When I found out that I would receive a complimentary rental car during my time in Jordan, I was equal parts thrilled and horrified. Thrilled not to have to depend on public transportation, but horrified by all of the potential pitfalls of driving in a foreign country -- what would I do if I got in an accident or got lost? What would the traffic be like? Which side of the road do they even drive on? I needn't have worried ... mostly. Driving in Jordan is easy ... mostly. I'll provide some tips for those situations not mostly covered.

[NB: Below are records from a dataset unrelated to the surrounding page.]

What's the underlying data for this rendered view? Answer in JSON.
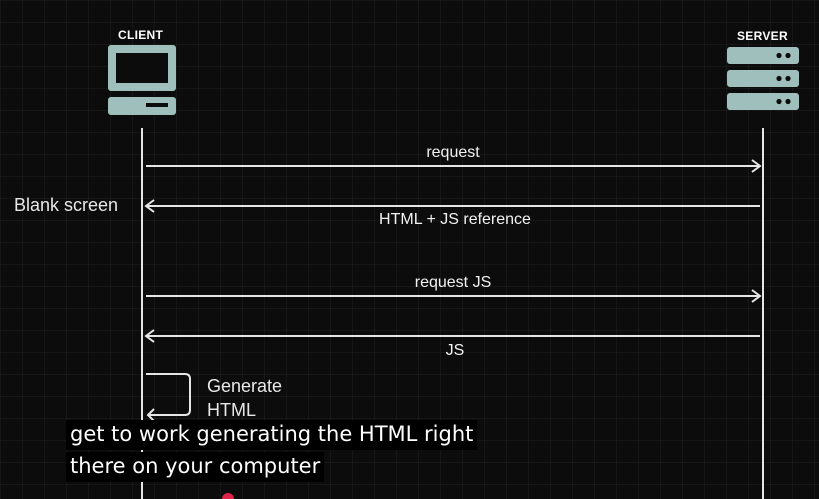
{
  "client": {
    "title": "CLIENT",
    "side_note": "Blank screen",
    "process_label": "Generate HTML"
  },
  "server": {
    "title": "SERVER"
  },
  "messages": [
    {
      "label": "request",
      "direction": "client-to-server"
    },
    {
      "label": "HTML + JS reference",
      "direction": "server-to-client"
    },
    {
      "label": "request JS",
      "direction": "client-to-server"
    },
    {
      "label": "JS",
      "direction": "server-to-client"
    }
  ],
  "caption": {
    "line1": "get to work generating the HTML right",
    "line2": "there on your computer"
  },
  "colors": {
    "icon_fill": "#9fbfbc",
    "line": "#e6e6e6",
    "background": "#0c0c0c",
    "caption_bg": "#000000",
    "progress_dot": "#e0244a"
  },
  "icons": {
    "client": "computer-monitor-icon",
    "server": "server-rack-icon"
  }
}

For today's tip we'll start with an easy one: lanes. There really aren't any. Yes, there are often some faded lines painted on the road surface that you might occassionally feel compelled to pay attention to. But basically a road is as wide as the number of cars that can squeeze into it. So if the paint says there are two lanes, there's really probably three or four. Now you might think that coming from the U.S. where lanes are respected that this would be frustrating to deal with and for some drivers I'm sure that's the case. For me, I find it freeing. The trick is to not fight it, just embrace it and use the lack of adherence to lane division to your advantage to manuever your way through the traffic. The car in front of you has left space on the shoulder? Go on, squeeze on by. Looking for a store and not sure it's on the right or left? Easy, just drive down the middle. Basically it's like you are constantly driving as if you have just left a toll plaza, in the big expanse of space before the road pares down to marked lanes again, trying to keep tabs on cars coming from all sides while jockeying for position.